Swat, the land of romance and beauty, is celebrated throughout the world as the holy land of Buddhist learning and piety. Swat acquired fame as a place of Buddhist pilgrimage. Buddhist tradition holds that the Buddha himself came to Swat during his last reincarnation as the Guatama Buddha and preached to the people here. It is said that the Swat was filled with fourteen hundred imposing and beautiful stupas and monasteries, which housed as many as 6,000 gold images of the Buddhist pantheon for worship and education. There are now more than 400 Buddhist sites covering and area of 160 Km in Swat valley only. Among the important Buddhist excavation in swat an important one is Butkarha-I, containing the original relics of the Buddha.

Among the numerous Buddhist monuments present in Pakistan a few important ones, from historical and religious point of view, are:
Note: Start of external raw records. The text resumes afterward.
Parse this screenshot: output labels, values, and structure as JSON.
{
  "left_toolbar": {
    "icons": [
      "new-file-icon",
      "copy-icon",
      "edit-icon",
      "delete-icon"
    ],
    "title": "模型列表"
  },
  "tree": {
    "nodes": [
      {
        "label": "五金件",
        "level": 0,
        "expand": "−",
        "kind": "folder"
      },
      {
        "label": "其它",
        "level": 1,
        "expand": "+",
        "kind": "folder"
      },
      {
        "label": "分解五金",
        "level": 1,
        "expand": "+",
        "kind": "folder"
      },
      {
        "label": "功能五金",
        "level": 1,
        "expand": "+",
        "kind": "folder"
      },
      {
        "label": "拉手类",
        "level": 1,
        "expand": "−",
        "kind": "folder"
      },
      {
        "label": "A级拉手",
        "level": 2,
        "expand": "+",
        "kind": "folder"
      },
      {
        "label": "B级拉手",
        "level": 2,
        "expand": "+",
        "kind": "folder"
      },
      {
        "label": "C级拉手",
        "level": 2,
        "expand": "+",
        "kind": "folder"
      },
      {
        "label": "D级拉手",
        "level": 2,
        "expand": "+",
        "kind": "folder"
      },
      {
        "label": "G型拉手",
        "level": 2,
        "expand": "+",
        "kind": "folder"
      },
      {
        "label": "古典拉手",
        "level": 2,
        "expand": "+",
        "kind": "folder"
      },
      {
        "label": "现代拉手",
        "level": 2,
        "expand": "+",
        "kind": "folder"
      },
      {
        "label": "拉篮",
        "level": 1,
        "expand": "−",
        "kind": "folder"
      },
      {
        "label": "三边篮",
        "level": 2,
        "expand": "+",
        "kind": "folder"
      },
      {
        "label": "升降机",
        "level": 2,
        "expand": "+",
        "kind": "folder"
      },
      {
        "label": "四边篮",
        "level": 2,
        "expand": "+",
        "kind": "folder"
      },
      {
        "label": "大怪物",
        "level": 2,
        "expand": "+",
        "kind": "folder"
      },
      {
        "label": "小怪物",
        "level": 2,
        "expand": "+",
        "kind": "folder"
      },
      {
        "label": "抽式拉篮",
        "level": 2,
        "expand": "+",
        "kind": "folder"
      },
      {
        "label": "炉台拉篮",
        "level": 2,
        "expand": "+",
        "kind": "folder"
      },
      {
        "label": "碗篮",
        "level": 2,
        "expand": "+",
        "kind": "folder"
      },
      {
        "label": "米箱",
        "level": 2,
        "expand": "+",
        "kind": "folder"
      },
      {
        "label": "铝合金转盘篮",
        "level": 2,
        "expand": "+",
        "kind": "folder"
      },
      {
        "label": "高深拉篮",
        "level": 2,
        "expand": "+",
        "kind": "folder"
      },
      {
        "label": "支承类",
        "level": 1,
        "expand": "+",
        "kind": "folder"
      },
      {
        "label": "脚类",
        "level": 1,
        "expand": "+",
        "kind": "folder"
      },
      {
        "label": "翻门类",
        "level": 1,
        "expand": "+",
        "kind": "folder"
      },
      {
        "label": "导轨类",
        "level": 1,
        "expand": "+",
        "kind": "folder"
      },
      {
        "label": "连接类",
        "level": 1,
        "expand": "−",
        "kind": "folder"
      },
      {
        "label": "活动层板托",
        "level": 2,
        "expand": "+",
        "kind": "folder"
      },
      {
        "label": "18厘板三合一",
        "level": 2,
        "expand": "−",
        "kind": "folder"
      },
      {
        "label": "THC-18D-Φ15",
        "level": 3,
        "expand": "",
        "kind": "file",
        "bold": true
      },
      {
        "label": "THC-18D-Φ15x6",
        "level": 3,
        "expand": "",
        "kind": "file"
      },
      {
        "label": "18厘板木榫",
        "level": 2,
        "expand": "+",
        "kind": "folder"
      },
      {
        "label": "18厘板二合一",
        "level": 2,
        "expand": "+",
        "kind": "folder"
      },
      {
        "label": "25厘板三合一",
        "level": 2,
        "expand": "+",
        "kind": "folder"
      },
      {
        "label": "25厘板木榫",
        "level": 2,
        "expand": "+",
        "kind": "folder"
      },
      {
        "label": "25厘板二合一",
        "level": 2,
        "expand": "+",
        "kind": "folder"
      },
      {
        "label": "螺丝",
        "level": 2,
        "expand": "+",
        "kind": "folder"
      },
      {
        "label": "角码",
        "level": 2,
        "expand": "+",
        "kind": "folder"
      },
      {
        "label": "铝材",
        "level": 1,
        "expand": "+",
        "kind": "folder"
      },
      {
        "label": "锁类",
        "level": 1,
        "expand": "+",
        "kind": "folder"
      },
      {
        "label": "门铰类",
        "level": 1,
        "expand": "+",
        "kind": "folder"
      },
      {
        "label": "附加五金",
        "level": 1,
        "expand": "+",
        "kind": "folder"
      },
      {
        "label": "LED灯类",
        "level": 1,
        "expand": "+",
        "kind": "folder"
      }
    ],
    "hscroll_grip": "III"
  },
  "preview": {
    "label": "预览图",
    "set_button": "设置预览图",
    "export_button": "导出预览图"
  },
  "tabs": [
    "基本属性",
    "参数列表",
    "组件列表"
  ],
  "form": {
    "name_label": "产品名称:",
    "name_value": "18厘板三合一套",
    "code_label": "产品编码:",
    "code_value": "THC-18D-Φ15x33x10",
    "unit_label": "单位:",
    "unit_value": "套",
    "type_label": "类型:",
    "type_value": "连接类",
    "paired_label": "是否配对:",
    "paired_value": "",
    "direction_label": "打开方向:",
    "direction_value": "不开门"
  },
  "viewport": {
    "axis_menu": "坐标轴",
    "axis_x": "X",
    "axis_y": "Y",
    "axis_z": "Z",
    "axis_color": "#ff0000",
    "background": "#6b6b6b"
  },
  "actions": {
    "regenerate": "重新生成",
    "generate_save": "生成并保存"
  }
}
Dharamarajika Stupa: Dhararaja, a title of the Mauryan emperor Ashoka, in the middle of the 3rd century, erected the Dharamarajika Stupa, the oldest Buddhist monument in Taxila. The Dharamarajika Stupa contained the sacred relics of the Buddha and the silver scroll commemorating the relics. A wealth of gold and silver coins, gems, jewellery and other antiques were discovered here and are housed in the Taxila museum.

Takht-i-Bhai: Takht-i-Bhai is another well-known and preserved monument, a Buddhist monastery located on a rocky ridge about 10 miles northeast of Mardan. This structure dates back to two to five century AD and stands 600 feet above the plane. The feature, which distinguishes this site from others, is its architectural diversity and its romantic mountain setting. The uphill approach has helped in the preservation of the monument.

The exposed buildings here include the main stupa and two courtyards in different terraces surrounded by votive stupa and shrines, the monastic quadrangles surrounded by cells for the monks, and a large hall of assembly. In one of the stupa courtyard is a line of colossal Buddhas, which were originally 16 to 20 feet high.

The site’s fragmentary sculptures in stone and stucco are a considerable wealth but its most remarkable feature is the peculiar design and arrangement of the small shrines, which surround the main stupa. These shrines stood upon a continuous sculptured podium and were crowned alternately with stupa-like finials forming an ensemble.The beauty and grandeur provided by the entire composition is unparallel in the Buddhist world.

Takht-i-Bhai had a wealth of ancient Buddhist remains. A long range of different sized Buddha and Buddhistavvas from Takht-i-Bhai fill many museums. Some of the best pieces of Gandhara sculpture, now to be found in the museums of Europe, were originally recovered from Takht-i-Bhai.

This article was last updated on Sunday, June 01, 2003